EXERCISE REQUIREMENTS: Copy out all of the lines below exactly; the pictures do not belong in the copy.

DATA FOR THE TASK:
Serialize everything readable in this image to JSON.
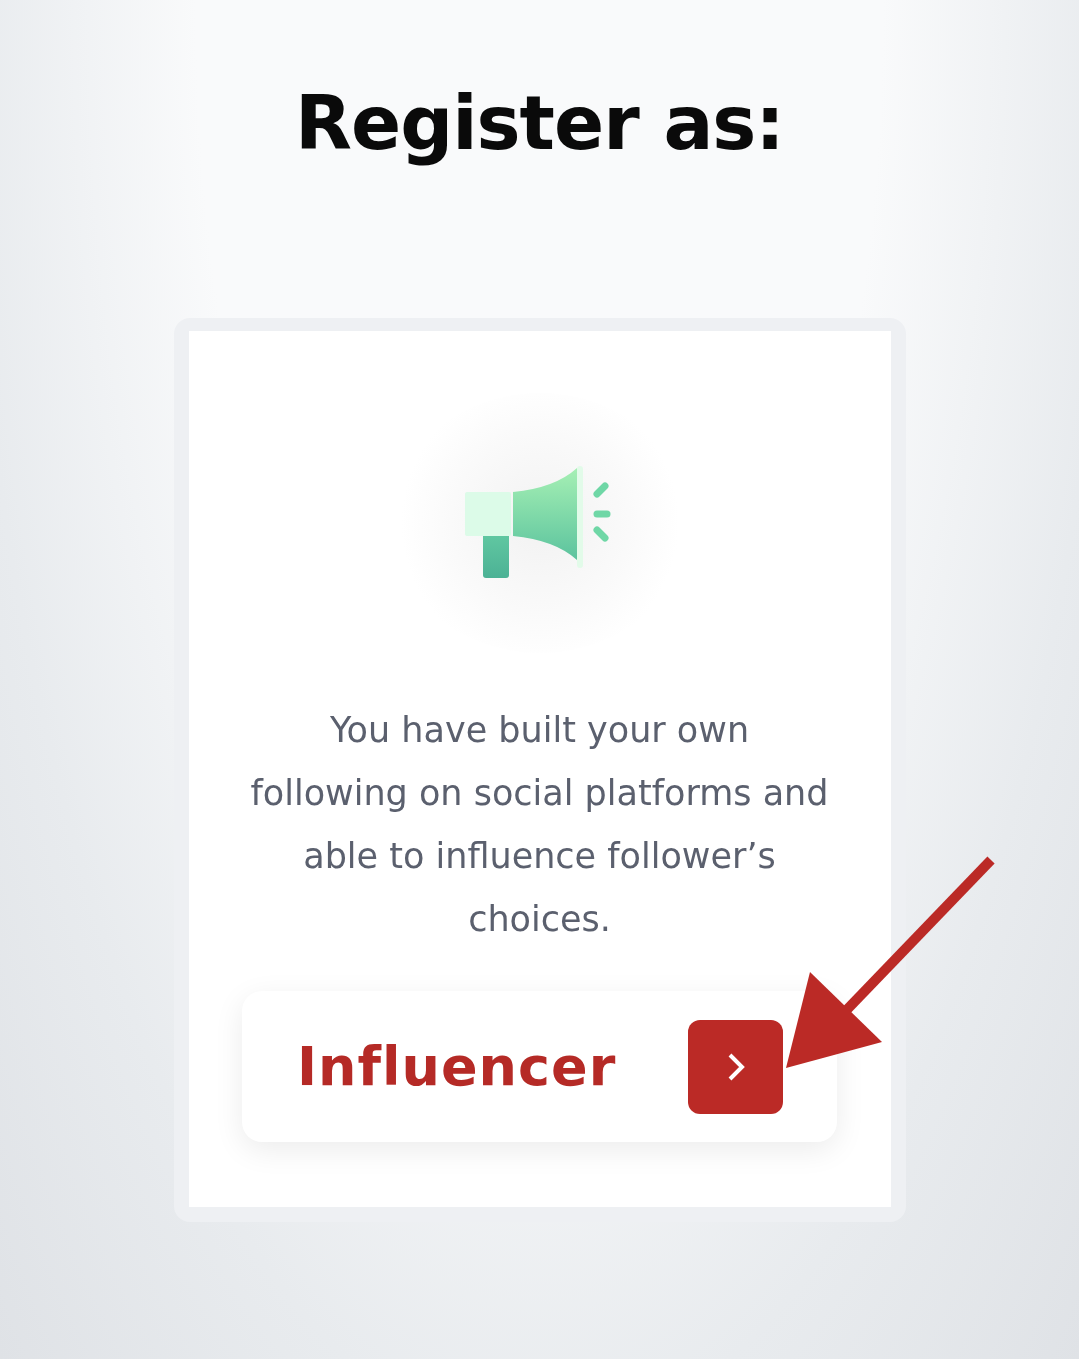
{
  "heading": "Register as:",
  "card": {
    "description": "You have built your own following on social platforms and able to influence follower’s choices.",
    "button": {
      "label": "Influencer"
    }
  },
  "annotation": {
    "kind": "arrow"
  }
}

FINAL ANSWER:
Serialize everything readable in this image to JSON.
{
  "heading": "Register as:",
  "card": {
    "description": "You have built your own following on social platforms and able to influence follower’s choices.",
    "button": {
      "label": "Influencer"
    }
  },
  "annotation": {
    "kind": "arrow"
  }
}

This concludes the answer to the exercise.